▸ Records supplied

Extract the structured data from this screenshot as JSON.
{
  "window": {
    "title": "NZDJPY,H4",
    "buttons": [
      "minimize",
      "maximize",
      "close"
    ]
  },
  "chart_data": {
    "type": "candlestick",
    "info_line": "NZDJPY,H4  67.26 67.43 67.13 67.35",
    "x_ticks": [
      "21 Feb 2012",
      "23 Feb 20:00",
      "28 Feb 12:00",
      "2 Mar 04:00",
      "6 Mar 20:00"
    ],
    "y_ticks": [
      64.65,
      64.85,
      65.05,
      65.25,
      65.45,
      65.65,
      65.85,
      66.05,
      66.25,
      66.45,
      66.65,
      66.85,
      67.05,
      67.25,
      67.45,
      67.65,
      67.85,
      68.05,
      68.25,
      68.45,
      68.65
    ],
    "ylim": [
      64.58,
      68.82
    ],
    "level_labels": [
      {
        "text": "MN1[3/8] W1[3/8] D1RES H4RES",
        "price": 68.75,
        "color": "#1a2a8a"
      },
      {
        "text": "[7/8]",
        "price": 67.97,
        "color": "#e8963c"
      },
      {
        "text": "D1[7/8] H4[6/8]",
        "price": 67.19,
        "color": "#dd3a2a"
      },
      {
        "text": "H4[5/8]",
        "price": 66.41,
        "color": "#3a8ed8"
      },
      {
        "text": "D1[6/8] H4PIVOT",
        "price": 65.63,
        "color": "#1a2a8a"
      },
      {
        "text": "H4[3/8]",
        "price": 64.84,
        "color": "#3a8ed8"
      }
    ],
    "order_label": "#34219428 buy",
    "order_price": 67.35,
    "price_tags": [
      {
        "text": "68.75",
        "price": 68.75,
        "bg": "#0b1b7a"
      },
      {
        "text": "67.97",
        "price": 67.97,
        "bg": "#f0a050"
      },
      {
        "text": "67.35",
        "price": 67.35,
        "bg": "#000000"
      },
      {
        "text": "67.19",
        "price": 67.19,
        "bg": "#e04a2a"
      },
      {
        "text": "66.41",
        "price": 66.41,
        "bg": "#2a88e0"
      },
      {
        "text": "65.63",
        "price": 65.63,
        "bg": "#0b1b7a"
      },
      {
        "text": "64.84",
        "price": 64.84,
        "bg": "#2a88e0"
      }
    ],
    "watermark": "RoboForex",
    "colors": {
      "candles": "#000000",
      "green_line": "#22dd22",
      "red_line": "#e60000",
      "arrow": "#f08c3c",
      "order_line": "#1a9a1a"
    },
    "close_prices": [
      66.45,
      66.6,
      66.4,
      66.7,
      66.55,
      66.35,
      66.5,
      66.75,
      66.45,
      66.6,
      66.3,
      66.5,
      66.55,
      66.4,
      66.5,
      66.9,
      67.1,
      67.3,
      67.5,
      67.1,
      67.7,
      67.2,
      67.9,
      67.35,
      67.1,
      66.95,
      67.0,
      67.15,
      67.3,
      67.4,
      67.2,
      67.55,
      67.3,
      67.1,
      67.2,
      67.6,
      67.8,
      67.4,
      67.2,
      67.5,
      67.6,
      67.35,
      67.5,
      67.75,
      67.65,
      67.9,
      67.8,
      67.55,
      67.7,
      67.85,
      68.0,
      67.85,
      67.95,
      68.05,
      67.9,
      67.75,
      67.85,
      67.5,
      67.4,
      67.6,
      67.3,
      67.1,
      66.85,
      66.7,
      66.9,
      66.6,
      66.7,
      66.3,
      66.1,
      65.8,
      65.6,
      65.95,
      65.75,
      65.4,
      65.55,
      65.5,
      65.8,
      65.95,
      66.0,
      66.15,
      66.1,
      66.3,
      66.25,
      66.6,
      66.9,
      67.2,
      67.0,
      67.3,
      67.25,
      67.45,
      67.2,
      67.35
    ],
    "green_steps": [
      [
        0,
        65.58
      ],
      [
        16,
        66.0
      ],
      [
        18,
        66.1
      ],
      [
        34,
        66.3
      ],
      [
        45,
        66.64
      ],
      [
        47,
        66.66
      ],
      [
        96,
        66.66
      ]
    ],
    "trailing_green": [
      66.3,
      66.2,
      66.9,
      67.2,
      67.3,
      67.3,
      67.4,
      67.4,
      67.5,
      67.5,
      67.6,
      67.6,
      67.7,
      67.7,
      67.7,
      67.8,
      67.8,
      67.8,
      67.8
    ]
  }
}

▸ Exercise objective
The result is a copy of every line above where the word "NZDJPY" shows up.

▸ Problem solution
    "title": "NZDJPY,H4",
    "info_line": "NZDJPY,H4  67.26 67.43 67.13 67.35",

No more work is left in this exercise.